-- TASK TO COMPLETE --
Report every line below that has the string "icon" in it.

(Dataset rows for apps and sites)

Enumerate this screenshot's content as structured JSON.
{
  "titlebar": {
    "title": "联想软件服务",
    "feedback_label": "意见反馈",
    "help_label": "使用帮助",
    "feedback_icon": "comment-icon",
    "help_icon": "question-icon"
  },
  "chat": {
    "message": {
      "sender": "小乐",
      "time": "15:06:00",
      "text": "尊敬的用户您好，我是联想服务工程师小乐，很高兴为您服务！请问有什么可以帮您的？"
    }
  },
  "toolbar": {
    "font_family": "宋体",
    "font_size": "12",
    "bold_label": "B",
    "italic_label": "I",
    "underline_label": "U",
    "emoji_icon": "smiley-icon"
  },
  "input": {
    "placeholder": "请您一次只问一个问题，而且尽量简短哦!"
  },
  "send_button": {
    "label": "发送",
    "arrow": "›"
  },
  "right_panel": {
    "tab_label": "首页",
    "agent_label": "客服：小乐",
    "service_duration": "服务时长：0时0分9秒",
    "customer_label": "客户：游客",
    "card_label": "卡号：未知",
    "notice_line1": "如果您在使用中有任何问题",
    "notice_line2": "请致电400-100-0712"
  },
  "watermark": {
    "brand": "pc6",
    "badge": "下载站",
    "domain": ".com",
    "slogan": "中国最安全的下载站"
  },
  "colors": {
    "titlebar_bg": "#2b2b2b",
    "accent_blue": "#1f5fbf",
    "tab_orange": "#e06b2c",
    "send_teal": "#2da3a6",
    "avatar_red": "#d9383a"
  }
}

-- YOUR SOLUTION --
    "feedback_icon": "comment-icon",
    "help_icon": "question-icon"
    "emoji_icon": "smiley-icon"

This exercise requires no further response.